*** DATA PROVIDED ***

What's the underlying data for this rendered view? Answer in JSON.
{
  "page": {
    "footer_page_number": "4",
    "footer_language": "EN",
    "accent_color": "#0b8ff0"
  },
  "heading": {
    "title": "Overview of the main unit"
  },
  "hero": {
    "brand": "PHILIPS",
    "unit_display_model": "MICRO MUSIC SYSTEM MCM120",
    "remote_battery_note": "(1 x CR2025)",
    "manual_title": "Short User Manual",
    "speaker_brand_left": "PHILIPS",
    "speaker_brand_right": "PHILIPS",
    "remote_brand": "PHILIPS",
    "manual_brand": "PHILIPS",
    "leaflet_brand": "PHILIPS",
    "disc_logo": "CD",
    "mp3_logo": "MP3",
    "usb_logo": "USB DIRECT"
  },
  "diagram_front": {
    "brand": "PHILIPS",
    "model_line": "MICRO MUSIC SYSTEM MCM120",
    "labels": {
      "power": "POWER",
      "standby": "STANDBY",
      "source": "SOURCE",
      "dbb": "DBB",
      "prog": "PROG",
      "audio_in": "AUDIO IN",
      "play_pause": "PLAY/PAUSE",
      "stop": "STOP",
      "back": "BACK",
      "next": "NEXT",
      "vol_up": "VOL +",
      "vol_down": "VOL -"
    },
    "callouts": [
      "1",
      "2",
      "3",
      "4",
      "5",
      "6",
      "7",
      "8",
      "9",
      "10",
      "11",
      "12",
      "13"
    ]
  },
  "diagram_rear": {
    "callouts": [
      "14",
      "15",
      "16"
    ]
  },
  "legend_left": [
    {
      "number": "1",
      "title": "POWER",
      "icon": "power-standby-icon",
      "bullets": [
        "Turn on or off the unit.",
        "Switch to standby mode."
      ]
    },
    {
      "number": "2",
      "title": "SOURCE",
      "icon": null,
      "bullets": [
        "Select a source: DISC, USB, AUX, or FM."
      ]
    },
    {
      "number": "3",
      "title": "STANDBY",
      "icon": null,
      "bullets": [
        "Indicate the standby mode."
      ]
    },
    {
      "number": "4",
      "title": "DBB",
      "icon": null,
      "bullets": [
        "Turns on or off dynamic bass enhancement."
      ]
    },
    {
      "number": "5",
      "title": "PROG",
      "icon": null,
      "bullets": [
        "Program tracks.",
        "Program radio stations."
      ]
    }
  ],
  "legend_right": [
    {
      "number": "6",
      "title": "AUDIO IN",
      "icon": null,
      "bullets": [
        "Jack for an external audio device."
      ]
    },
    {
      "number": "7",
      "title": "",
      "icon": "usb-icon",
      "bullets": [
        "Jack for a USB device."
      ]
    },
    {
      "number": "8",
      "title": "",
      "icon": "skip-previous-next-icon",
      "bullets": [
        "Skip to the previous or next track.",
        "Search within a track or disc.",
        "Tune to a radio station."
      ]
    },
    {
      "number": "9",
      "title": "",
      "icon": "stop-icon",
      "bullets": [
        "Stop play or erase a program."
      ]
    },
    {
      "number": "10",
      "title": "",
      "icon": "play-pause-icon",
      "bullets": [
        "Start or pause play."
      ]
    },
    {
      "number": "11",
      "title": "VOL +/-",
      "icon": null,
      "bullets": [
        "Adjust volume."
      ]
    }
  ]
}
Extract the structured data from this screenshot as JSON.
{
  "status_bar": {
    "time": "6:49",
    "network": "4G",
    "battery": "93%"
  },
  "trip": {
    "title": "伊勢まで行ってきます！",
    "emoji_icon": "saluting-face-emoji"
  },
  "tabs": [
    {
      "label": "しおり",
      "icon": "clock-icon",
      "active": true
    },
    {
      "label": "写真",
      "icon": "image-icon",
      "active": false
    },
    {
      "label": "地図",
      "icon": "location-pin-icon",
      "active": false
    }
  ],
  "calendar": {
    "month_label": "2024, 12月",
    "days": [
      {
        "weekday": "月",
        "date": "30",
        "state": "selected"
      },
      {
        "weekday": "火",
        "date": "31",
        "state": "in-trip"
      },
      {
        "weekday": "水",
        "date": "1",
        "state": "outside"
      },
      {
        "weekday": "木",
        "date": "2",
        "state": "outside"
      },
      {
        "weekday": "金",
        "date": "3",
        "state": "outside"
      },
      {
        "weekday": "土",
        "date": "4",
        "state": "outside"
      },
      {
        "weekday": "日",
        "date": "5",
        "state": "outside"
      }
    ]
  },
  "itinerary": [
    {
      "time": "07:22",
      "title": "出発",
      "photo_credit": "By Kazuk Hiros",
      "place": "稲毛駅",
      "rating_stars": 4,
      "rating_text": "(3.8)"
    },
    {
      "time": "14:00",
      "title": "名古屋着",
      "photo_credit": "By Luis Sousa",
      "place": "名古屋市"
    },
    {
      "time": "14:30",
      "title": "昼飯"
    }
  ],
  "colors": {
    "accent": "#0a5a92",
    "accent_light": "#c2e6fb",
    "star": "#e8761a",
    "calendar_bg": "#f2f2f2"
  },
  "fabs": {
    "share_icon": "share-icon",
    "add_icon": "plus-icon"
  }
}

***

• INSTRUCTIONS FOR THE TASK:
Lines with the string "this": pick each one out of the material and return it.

• RESULT OF THE TASK:
What's the underlying data for this rendered view? Answer in JSON.
Extract the structured data from this screenshot as JSON.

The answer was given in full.